■ What this task involves ■
Among the entries below, find each line with "Recipe" and show it.

• • • • •

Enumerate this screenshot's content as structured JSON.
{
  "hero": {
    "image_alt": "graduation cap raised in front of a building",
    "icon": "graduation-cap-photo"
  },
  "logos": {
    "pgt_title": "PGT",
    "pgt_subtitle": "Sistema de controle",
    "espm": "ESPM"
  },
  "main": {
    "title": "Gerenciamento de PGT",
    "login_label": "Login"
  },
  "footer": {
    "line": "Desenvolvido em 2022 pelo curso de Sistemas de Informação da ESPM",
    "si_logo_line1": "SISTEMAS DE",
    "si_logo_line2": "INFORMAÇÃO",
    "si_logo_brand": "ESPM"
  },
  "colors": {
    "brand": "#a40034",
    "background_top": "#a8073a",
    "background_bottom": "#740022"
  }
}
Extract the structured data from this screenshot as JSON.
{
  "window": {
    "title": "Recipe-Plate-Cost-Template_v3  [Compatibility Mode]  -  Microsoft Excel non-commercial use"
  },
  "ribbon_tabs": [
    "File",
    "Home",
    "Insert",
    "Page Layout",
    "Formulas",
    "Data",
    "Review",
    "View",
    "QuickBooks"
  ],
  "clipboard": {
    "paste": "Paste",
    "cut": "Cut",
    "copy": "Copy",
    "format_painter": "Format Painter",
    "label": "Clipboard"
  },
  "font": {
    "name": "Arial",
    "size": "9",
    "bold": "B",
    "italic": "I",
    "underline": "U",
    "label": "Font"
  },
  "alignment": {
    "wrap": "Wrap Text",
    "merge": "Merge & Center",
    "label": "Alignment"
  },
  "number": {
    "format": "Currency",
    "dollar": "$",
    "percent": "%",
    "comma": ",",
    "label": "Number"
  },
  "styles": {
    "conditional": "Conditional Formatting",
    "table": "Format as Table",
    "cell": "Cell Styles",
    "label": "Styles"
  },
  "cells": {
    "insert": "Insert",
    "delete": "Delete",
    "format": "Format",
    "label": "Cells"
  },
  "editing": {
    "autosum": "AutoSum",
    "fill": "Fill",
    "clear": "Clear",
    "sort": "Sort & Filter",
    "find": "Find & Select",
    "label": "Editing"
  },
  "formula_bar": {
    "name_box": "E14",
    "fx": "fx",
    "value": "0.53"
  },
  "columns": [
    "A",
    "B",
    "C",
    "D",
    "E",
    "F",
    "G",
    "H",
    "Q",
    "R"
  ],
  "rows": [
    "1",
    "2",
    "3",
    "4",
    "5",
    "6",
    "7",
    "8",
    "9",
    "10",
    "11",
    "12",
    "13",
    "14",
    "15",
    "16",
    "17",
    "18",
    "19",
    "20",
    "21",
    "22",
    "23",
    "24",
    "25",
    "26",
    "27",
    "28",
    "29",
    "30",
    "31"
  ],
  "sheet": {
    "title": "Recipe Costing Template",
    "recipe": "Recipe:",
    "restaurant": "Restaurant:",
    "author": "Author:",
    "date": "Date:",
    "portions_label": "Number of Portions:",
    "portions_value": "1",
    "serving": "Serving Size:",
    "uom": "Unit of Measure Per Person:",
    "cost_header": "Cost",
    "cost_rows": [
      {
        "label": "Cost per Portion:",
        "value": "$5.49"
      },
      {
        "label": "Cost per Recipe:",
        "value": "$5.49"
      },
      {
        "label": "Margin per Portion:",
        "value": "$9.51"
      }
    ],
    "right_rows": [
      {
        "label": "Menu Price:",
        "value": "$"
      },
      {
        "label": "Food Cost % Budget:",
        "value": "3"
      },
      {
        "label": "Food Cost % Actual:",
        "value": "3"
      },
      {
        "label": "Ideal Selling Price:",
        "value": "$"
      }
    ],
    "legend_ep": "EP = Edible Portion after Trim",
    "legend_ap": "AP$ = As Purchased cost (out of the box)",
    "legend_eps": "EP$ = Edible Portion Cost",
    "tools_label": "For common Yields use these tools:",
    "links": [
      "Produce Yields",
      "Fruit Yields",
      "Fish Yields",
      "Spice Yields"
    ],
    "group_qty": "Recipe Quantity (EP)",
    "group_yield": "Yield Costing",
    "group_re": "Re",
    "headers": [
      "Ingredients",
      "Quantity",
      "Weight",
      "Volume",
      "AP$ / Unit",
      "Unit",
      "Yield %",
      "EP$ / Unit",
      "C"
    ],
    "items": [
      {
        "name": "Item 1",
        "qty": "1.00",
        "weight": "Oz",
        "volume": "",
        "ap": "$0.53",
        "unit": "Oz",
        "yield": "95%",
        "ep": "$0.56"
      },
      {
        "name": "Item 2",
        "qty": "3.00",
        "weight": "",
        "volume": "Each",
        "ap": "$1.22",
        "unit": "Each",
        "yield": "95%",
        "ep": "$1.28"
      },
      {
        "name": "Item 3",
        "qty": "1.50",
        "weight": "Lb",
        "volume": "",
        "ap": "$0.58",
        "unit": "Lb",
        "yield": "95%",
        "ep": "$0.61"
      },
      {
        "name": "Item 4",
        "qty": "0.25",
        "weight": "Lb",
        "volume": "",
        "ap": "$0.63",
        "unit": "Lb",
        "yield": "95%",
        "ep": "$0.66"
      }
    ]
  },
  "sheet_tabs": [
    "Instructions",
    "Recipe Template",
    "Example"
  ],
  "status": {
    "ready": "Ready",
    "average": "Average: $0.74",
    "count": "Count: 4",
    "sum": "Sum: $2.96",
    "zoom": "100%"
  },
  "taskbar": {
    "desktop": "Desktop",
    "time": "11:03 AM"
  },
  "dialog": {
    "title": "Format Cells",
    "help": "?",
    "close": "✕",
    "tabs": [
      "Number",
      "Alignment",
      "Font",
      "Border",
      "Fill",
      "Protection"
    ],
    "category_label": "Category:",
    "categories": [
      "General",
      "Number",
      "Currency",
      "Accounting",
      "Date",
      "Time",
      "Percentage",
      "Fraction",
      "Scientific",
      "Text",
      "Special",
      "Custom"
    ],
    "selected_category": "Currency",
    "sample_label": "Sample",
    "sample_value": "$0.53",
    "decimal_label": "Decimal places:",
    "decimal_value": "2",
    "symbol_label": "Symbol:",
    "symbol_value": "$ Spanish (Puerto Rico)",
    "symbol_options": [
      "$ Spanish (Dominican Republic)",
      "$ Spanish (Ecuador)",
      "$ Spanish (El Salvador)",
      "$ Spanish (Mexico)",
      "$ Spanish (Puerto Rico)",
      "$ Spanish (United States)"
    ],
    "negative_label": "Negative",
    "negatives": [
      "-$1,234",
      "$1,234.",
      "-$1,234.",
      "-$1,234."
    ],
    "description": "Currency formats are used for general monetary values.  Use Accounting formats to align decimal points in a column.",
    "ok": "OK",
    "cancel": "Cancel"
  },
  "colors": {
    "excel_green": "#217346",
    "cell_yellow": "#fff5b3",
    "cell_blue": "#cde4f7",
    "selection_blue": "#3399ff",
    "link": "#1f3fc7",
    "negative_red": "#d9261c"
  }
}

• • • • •

■ Output for this exercise ■
    "title": "Recipe-Plate-Cost-Template_v3  [Compatibility Mode]  -  Microsoft Excel non-commercial use"
    "title": "Recipe Costing Template",
    "recipe": "Recipe:",
        "label": "Cost per Recipe:",
    "group_qty": "Recipe Quantity (EP)",
    "Recipe Template",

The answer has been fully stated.